  • In the British Army, the fictional Loamshire Regiment is used as a placeholder to provide examples for its procedures such as addressing mail or specimen charges for violations of military law.




In chemistry, tentatively discovered or hypothetical elements were assigned provisional names until their existence confirmed. They were created using the prefix eka- . For example, eka-manganese was the placeholder name for technetium, a neighbor of manganese in group 7. See Mendeleev's predicted elements for details.

Similarly, the name "unobtainium" is frequently used for a material of highly desired characteristics which does not exist or which would be prohibitively expensive to mine, procure or synthesize.

Spoken and written languageEdit

See alsoEdit


  1. ^ thingummy, n., Oxford English Dictionary, Oxford, Oxfordshire: Oxford University Press, 2008.
  2. ^ Raymond, Eric. "Foo". The Jargon File (version 4.4.7). Retrieved September 24, 2018.
  3. ^ "J. Random". Retrieved October 6, 2012.
  4. ^ "".
  5. ^ Gail Collins (April 30, 2014). "It's Only a Million". New York Times. It will never occur to them that if voters had not given them that stint of public service, they would be processing divorce cases back home in East Cupcake.
  6. ^ a b "Woop Woop". Oxford Dictionaries. Archived from the original on September 28, 2016.
  7. ^ McCloy, Nicola (2006). Whykickamoocow: Curious New Zealand Place Names. New Zealand: Random House. ISBN 1-86941-807-7.
  8. ^ Waterman, Shaun (October 24, 2005). "Military interpreter 'used false identity'". UPI Security & Terrorism. Retrieved March 9, 2022.
  9. ^ Makeig, John (December 28, 1991). "Mute suspect nabbed, but identity still at large". Houston Chronicle. p. 29.
  10. ^ Nash, Bruce M.; et al. (2001). The New Lawyer's Wit and Wisdom. Running Press. p. 199. ISBN 0762410639. Retrieved January 19, 2008.
  11. ^ "GNYHA Naming Conventions" (PDF).
  12. ^ "Terminal Lance #114 'Myths and Legends IV'". Terminal Lance.
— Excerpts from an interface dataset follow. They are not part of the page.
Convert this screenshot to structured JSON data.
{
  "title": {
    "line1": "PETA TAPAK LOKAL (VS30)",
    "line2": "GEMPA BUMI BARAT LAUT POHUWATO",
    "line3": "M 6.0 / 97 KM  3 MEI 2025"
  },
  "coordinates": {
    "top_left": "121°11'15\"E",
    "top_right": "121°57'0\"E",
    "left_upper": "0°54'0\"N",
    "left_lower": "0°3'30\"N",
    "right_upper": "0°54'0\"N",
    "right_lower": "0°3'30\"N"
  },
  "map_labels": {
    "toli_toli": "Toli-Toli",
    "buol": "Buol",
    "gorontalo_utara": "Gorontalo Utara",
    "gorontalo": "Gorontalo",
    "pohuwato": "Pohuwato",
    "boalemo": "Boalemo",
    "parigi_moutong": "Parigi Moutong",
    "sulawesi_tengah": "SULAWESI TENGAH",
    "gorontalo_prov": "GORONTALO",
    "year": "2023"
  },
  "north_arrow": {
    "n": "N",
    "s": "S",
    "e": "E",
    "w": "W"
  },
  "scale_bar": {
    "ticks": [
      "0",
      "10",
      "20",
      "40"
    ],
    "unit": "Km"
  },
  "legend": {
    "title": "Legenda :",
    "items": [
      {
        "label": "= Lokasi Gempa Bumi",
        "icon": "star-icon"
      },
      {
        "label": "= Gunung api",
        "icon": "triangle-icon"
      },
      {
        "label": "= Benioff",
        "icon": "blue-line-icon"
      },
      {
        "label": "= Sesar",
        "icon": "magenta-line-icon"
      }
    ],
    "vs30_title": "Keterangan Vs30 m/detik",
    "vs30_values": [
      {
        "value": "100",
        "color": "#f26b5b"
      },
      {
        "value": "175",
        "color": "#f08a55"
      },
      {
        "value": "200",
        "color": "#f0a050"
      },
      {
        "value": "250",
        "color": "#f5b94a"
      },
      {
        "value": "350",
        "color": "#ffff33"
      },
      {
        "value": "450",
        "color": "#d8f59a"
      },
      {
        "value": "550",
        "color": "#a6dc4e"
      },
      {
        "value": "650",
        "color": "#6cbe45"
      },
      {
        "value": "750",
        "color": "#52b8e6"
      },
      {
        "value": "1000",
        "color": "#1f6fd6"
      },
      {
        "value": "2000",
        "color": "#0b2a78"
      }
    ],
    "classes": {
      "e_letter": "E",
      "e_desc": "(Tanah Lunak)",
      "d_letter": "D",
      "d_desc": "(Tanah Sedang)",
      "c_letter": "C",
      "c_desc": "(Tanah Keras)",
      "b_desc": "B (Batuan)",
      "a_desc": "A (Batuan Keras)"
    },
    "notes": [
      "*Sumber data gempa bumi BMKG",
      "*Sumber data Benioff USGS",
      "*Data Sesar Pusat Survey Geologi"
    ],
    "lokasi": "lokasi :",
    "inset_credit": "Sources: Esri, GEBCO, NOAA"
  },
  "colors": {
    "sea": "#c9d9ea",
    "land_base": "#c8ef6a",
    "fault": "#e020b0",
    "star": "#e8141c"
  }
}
March 18, 2011.
  13. ^ "Telephone numbers for drama use (TV, Radio etc)". Retrieved December 10, 2014.